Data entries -
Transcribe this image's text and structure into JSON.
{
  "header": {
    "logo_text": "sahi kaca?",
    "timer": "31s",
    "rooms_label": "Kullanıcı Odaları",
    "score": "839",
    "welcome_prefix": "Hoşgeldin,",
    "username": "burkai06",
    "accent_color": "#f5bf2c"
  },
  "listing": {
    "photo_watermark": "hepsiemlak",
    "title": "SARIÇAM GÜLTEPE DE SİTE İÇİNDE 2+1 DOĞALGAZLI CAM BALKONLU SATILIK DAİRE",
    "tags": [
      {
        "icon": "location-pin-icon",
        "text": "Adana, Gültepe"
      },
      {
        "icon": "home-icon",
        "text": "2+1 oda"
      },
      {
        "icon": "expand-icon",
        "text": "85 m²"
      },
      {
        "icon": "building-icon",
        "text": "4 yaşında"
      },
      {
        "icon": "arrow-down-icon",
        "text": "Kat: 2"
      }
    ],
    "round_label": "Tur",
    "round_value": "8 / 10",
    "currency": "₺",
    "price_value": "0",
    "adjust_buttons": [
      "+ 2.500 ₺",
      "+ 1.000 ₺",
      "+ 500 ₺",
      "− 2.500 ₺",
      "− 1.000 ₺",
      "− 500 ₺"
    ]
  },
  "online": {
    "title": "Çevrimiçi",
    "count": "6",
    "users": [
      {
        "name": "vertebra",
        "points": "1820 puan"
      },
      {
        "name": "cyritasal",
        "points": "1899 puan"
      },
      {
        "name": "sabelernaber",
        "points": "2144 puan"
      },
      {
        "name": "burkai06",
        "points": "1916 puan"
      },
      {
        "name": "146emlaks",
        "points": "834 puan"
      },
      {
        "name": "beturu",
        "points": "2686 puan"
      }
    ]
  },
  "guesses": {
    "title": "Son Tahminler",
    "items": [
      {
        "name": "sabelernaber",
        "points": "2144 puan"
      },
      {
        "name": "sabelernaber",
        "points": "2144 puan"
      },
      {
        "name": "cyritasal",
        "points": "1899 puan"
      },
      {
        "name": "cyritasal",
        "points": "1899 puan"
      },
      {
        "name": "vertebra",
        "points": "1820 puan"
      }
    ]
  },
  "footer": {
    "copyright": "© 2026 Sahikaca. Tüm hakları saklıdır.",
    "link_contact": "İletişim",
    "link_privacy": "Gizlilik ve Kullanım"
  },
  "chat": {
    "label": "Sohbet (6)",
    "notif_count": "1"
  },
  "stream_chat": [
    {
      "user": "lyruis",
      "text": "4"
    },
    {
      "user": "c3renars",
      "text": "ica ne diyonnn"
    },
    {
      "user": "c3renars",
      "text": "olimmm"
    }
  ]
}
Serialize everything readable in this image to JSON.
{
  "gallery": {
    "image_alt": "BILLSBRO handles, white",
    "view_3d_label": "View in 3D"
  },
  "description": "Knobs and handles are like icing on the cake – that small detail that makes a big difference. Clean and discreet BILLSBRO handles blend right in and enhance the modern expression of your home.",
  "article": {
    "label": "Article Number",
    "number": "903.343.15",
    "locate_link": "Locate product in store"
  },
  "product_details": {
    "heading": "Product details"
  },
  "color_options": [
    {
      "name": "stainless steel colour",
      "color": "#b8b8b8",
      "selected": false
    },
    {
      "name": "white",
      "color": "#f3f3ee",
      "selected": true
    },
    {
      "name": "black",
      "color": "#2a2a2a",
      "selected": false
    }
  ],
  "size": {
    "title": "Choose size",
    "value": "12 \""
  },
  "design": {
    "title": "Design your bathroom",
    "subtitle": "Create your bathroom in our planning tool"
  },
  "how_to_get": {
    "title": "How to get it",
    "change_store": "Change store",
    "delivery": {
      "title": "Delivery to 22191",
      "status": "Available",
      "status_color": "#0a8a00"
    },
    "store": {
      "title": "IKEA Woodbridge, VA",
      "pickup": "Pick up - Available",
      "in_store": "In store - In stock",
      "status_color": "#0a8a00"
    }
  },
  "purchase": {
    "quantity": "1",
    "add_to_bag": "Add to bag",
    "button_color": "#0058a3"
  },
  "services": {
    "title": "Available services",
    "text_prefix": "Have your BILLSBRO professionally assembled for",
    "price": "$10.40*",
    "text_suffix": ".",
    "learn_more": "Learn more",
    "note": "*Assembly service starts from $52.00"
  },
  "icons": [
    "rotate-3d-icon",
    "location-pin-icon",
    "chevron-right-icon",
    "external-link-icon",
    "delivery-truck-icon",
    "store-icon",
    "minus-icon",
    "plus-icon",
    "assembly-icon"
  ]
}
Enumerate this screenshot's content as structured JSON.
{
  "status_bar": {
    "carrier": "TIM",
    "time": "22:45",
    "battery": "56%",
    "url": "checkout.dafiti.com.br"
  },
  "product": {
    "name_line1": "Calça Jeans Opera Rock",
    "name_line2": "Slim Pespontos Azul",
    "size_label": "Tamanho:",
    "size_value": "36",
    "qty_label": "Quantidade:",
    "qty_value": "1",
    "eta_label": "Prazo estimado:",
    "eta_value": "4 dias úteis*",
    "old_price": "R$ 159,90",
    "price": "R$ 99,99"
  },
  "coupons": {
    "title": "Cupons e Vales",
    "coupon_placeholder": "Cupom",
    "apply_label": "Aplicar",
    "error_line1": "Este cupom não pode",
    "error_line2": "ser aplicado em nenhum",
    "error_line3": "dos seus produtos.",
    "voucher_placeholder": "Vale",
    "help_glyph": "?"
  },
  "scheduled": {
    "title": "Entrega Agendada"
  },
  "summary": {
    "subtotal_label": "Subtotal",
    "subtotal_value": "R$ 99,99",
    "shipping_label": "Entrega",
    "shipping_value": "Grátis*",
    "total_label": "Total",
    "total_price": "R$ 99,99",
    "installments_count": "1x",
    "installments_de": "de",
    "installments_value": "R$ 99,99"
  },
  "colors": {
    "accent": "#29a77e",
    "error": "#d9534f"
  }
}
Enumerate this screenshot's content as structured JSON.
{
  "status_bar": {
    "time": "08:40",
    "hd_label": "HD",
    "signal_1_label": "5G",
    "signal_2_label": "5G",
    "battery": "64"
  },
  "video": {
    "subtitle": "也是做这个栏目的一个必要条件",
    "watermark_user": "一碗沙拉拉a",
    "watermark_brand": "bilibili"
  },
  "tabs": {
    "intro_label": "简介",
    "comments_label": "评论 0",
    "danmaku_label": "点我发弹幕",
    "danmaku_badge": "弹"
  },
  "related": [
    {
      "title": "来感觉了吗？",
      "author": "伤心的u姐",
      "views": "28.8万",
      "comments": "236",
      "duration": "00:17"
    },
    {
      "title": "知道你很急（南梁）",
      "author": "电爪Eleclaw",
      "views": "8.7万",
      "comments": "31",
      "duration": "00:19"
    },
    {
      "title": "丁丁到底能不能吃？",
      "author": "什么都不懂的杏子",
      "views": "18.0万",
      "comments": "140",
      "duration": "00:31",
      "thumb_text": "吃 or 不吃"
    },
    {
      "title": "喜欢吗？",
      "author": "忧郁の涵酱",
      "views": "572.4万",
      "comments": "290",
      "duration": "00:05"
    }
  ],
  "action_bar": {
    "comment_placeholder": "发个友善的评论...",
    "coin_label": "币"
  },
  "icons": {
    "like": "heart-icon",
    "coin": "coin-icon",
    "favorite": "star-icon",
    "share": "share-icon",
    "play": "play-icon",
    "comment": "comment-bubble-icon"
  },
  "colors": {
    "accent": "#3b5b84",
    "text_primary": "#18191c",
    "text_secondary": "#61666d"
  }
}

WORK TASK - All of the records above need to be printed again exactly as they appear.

RESULT -
Transcribe this image's text and structure into JSON.
{
  "header": {
    "logo_text": "sahi kaca?",
    "timer": "31s",
    "rooms_label": "Kullanıcı Odaları",
    "score": "839",
    "welcome_prefix": "Hoşgeldin,",
    "username": "burkai06",
    "accent_color": "#f5bf2c"
  },
  "listing": {
    "photo_watermark": "hepsiemlak",
    "title": "SARIÇAM GÜLTEPE DE SİTE İÇİNDE 2+1 DOĞALGAZLI CAM BALKONLU SATILIK DAİRE",
    "tags": [
      {
        "icon": "location-pin-icon",
        "text": "Adana, Gültepe"
      },
      {
        "icon": "home-icon",
        "text": "2+1 oda"
      },
      {
        "icon": "expand-icon",
        "text": "85 m²"
      },
      {
        "icon": "building-icon",
        "text": "4 yaşında"
      },
      {
        "icon": "arrow-down-icon",
        "text": "Kat: 2"
      }
    ],
    "round_label": "Tur",
    "round_value": "8 / 10",
    "currency": "₺",
    "price_value": "0",
    "adjust_buttons": [
      "+ 2.500 ₺",
      "+ 1.000 ₺",
      "+ 500 ₺",
      "− 2.500 ₺",
      "− 1.000 ₺",
      "− 500 ₺"
    ]
  },
  "online": {
    "title": "Çevrimiçi",
    "count": "6",
    "users": [
      {
        "name": "vertebra",
        "points": "1820 puan"
      },
      {
        "name": "cyritasal",
        "points": "1899 puan"
      },
      {
        "name": "sabelernaber",
        "points": "2144 puan"
      },
      {
        "name": "burkai06",
        "points": "1916 puan"
      },
      {
        "name": "146emlaks",
        "points": "834 puan"
      },
      {
        "name": "beturu",
        "points": "2686 puan"
      }
    ]
  },
  "guesses": {
    "title": "Son Tahminler",
    "items": [
      {
        "name": "sabelernaber",
        "points": "2144 puan"
      },
      {
        "name": "sabelernaber",
        "points": "2144 puan"
      },
      {
        "name": "cyritasal",
        "points": "1899 puan"
      },
      {
        "name": "cyritasal",
        "points": "1899 puan"
      },
      {
        "name": "vertebra",
        "points": "1820 puan"
      }
    ]
  },
  "footer": {
    "copyright": "© 2026 Sahikaca. Tüm hakları saklıdır.",
    "link_contact": "İletişim",
    "link_privacy": "Gizlilik ve Kullanım"
  },
  "chat": {
    "label": "Sohbet (6)",
    "notif_count": "1"
  },
  "stream_chat": [
    {
      "user": "lyruis",
      "text": "4"
    },
    {
      "user": "c3renars",
      "text": "ica ne diyonnn"
    },
    {
      "user": "c3renars",
      "text": "olimmm"
    }
  ]
}
Serialize everything readable in this image to JSON.
{
  "gallery": {
    "image_alt": "BILLSBRO handles, white",
    "view_3d_label": "View in 3D"
  },
  "description": "Knobs and handles are like icing on the cake – that small detail that makes a big difference. Clean and discreet BILLSBRO handles blend right in and enhance the modern expression of your home.",
  "article": {
    "label": "Article Number",
    "number": "903.343.15",
    "locate_link": "Locate product in store"
  },
  "product_details": {
    "heading": "Product details"
  },
  "color_options": [
    {
      "name": "stainless steel colour",
      "color": "#b8b8b8",
      "selected": false
    },
    {
      "name": "white",
      "color": "#f3f3ee",
      "selected": true
    },
    {
      "name": "black",
      "color": "#2a2a2a",
      "selected": false
    }
  ],
  "size": {
    "title": "Choose size",
    "value": "12 \""
  },
  "design": {
    "title": "Design your bathroom",
    "subtitle": "Create your bathroom in our planning tool"
  },
  "how_to_get": {
    "title": "How to get it",
    "change_store": "Change store",
    "delivery": {
      "title": "Delivery to 22191",
      "status": "Available",
      "status_color": "#0a8a00"
    },
    "store": {
      "title": "IKEA Woodbridge, VA",
      "pickup": "Pick up - Available",
      "in_store": "In store - In stock",
      "status_color": "#0a8a00"
    }
  },
  "purchase": {
    "quantity": "1",
    "add_to_bag": "Add to bag",
    "button_color": "#0058a3"
  },
  "services": {
    "title": "Available services",
    "text_prefix": "Have your BILLSBRO professionally assembled for",
    "price": "$10.40*",
    "text_suffix": ".",
    "learn_more": "Learn more",
    "note": "*Assembly service starts from $52.00"
  },
  "icons": [
    "rotate-3d-icon",
    "location-pin-icon",
    "chevron-right-icon",
    "external-link-icon",
    "delivery-truck-icon",
    "store-icon",
    "minus-icon",
    "plus-icon",
    "assembly-icon"
  ]
}
Enumerate this screenshot's content as structured JSON.
{
  "status_bar": {
    "carrier": "TIM",
    "time": "22:45",
    "battery": "56%",
    "url": "checkout.dafiti.com.br"
  },
  "product": {
    "name_line1": "Calça Jeans Opera Rock",
    "name_line2": "Slim Pespontos Azul",
    "size_label": "Tamanho:",
    "size_value": "36",
    "qty_label": "Quantidade:",
    "qty_value": "1",
    "eta_label": "Prazo estimado:",
    "eta_value": "4 dias úteis*",
    "old_price": "R$ 159,90",
    "price": "R$ 99,99"
  },
  "coupons": {
    "title": "Cupons e Vales",
    "coupon_placeholder": "Cupom",
    "apply_label": "Aplicar",
    "error_line1": "Este cupom não pode",
    "error_line2": "ser aplicado em nenhum",
    "error_line3": "dos seus produtos.",
    "voucher_placeholder": "Vale",
    "help_glyph": "?"
  },
  "scheduled": {
    "title": "Entrega Agendada"
  },
  "summary": {
    "subtotal_label": "Subtotal",
    "subtotal_value": "R$ 99,99",
    "shipping_label": "Entrega",
    "shipping_value": "Grátis*",
    "total_label": "Total",
    "total_price": "R$ 99,99",
    "installments_count": "1x",
    "installments_de": "de",
    "installments_value": "R$ 99,99"
  },
  "colors": {
    "accent": "#29a77e",
    "error": "#d9534f"
  }
}
Enumerate this screenshot's content as structured JSON.
{
  "status_bar": {
    "time": "08:40",
    "hd_label": "HD",
    "signal_1_label": "5G",
    "signal_2_label": "5G",
    "battery": "64"
  },
  "video": {
    "subtitle": "也是做这个栏目的一个必要条件",
    "watermark_user": "一碗沙拉拉a",
    "watermark_brand": "bilibili"
  },
  "tabs": {
    "intro_label": "简介",
    "comments_label": "评论 0",
    "danmaku_label": "点我发弹幕",
    "danmaku_badge": "弹"
  },
  "related": [
    {
      "title": "来感觉了吗？",
      "author": "伤心的u姐",
      "views": "28.8万",
      "comments": "236",
      "duration": "00:17"
    },
    {
      "title": "知道你很急（南梁）",
      "author": "电爪Eleclaw",
      "views": "8.7万",
      "comments": "31",
      "duration": "00:19"
    },
    {
      "title": "丁丁到底能不能吃？",
      "author": "什么都不懂的杏子",
      "views": "18.0万",
      "comments": "140",
      "duration": "00:31",
      "thumb_text": "吃 or 不吃"
    },
    {
      "title": "喜欢吗？",
      "author": "忧郁の涵酱",
      "views": "572.4万",
      "comments": "290",
      "duration": "00:05"
    }
  ],
  "action_bar": {
    "comment_placeholder": "发个友善的评论...",
    "coin_label": "币"
  },
  "icons": {
    "like": "heart-icon",
    "coin": "coin-icon",
    "favorite": "star-icon",
    "share": "share-icon",
    "play": "play-icon",
    "comment": "comment-bubble-icon"
  },
  "colors": {
    "accent": "#3b5b84",
    "text_primary": "#18191c",
    "text_secondary": "#61666d"
  }
}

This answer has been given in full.